Yes, I know we are not all Alex Honnold, or Tommy Caldwell, or Lynn Hill - or even that shirtless gym guy that has the yellow route on lockdown. But in many ways, we are like those great free climbers (not the guy from the gym - he's just a douche bag). We can push our limits not by submitting the rock to a ruthless beating, but by improving our skills, fitness and resolve.
Whether you are for or against bolted protection, the defining limit in free climbing is still the natural shape of the rock and how our bodies interact with it. While the technology used to free climb is helpful (even boulderers use shoes and pads), it is not the defining factor. With aid-climbing, the technology supersedes all other considerations, and allows us to, in the words of Reinhold Messner, "murder the impossible" in a way that is even more absolute than the most over-bolted sport climb.
Truthfully, aid climbing does provide a means to get to some really cool spots. Some folks point out that many routes only go free because aid climbers chipped them first. Yet I wonder if there are some places that could be left alone and not sullied with our brutal hammers and voracious egos - or rewarded to only the very best among us.
Besides, if you want to free climb El Cap, but don't have long hair and leather pants or nine and a half fingers, here's a little secret: If you lead 5.11 trad, you can free climb all but a few feet of the Freerider and the Nose. Seriously, look at the topos. You can just French-free the rest - never getting in those aiders.
Don't worry; you can still bring your $800 portaledge and smoke pot and drink beer all night long. Just don't forget to shoot your own stupid video.

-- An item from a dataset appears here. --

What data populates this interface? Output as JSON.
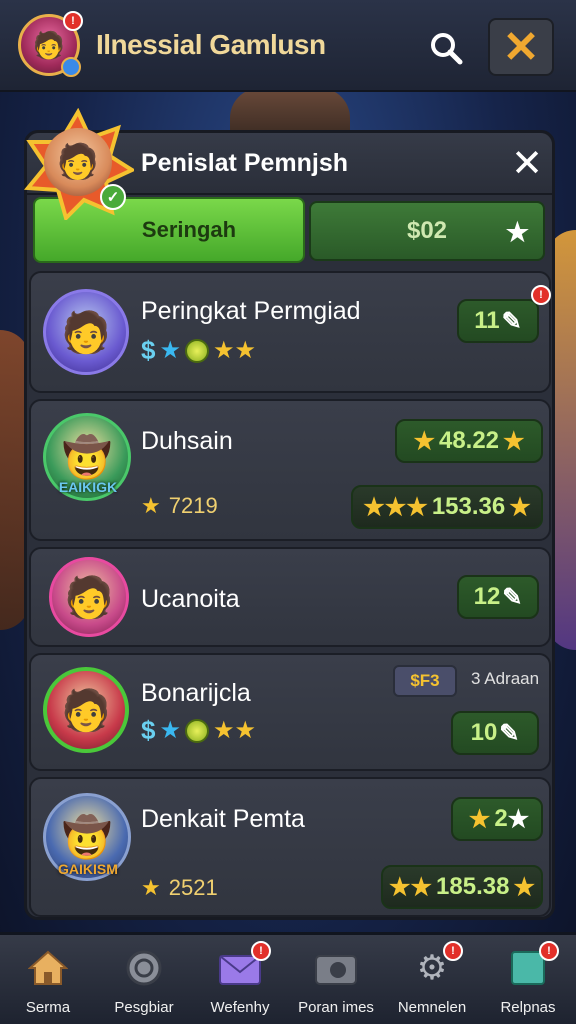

Chris Kalous is a pure and righteous free climber who works for a living on the Western Slope of Colorado.